Well…to say the democratic system is being subverted might be a bit much, or at least might be a case of selective outrage. That, too, has been happening for decades. For example, newspaper media has forever driven public opinion in political campaigns. And foreign policy has played its part in influencing voters in other country’s elections quite deliberately, not to mention the blatant biases that clearly exist in much of the fourth estate.

A tie to subliminal advertising

In a way, this latest kerfuffle reminds me of subliminal advertising. There was a time it was new. Then the public got wary. Then it was frowned upon. Loads of fun stuff on the rise and fall of subliminal messaging.

So, I wonder, will “data scraping” go the way of sexy hidden images in a Coca-Cola ad? Subliminal advertising was banned ages ago. What was the actual basis of the ban for subliminal advertising? Was it banned when it became too effective and freedom of choice was actually subverted by methods that were too subtle and sophisticated for an ordinary person to overcome? Do subliminal messages remove the ability to choose or critically evaluate a product because the ordinary person simply isn’t aware that they are being targeted by advertising, not being presented with facts to evaluate?

Where is the line drawn for advertising?

I’d say the line for advertising really is where advertising reaches a degree of effectiveness that removes the ability for the audience to effectively evaluate alternatives, thereby predisposing them towards a product. The Cambridge Analytica approach seems to pass this line. The added wrinkle is that this isn’t just any product… it’s a political idea, a party or candidate. Just because blunter ways of targeting / tailoring messages have been used in the past, it does not automatically justify far more aggressive, subtle, sophisticated methods. Especially methods so effective as to remove the ability to assess / determine alternative futures of entire nations.

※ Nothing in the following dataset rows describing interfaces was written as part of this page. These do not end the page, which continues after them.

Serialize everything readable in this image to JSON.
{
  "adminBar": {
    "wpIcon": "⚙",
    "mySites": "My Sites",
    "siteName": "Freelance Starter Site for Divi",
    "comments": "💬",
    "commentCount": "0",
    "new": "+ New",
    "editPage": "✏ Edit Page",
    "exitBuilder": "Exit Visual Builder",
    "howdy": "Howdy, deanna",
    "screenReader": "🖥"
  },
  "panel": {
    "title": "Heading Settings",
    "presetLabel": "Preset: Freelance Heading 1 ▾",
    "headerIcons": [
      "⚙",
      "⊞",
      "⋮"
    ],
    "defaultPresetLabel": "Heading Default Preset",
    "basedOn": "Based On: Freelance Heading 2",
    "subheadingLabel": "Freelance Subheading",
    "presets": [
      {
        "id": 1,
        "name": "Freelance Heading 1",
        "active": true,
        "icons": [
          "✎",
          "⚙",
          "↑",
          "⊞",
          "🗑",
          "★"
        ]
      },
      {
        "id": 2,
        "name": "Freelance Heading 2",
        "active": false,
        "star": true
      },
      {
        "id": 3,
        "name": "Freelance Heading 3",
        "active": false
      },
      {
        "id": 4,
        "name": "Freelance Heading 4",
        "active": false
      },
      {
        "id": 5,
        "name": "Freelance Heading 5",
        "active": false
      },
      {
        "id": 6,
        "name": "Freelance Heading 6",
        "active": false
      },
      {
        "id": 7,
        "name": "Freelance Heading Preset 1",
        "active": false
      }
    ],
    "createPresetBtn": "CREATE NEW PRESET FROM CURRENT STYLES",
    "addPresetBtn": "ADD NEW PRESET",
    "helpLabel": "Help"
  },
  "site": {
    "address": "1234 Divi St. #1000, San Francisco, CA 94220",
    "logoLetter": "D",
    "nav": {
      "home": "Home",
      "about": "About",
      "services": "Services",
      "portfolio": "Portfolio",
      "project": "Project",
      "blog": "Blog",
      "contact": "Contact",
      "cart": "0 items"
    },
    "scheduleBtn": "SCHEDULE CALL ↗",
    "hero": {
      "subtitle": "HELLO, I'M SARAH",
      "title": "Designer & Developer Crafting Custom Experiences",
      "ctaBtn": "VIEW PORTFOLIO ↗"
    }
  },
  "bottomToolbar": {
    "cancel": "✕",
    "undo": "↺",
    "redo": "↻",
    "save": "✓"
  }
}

Data’s impact on creativity

At the end of the day…we the people are the product, but as an industry we are the problem too. As data seems to have driven clients to care less and less about creativity, but more and more about clicks…we have been forced to make “data” central to our working, often at the expense of creativity.

McKinsey just published a piece about how tech is affecting, or could affect, creativity. For anyone producing content (all of us), the apprehensions might be outweighed by the opportunities it could provide. How can we begin to use, think about, lead our clients in discussing the potential?

A sad reality is…far too many clients have become risk-averse. Data killed the creative star…and…has ironically raised advertising and marketing to a new low. Here’s a little ditty I wrote about breakthrough creative, a few weeks ago.

Regardless…the outrage continues. I wonder how much of it is about the outcomes, as opposed to the means by which it was achieved. I think the politics of this being related to Trump has greatly driven the outrage. The principal of data use is certainly not new. Doth we protest too much? It’s certainly been fodder for the media. The rise of insincere editorials and sanctimonious op-ed pieces, rife with virtue signaling are becoming a bit too much.

Am I the only one who keeps thinking about Apple’s “1984” spot? Do we need to be saved from actual Big Brother? Are we officially in the dystopian future?


Tom Sullivan
Tom Sullivan

Tom Sullivan

Chief Executive Officer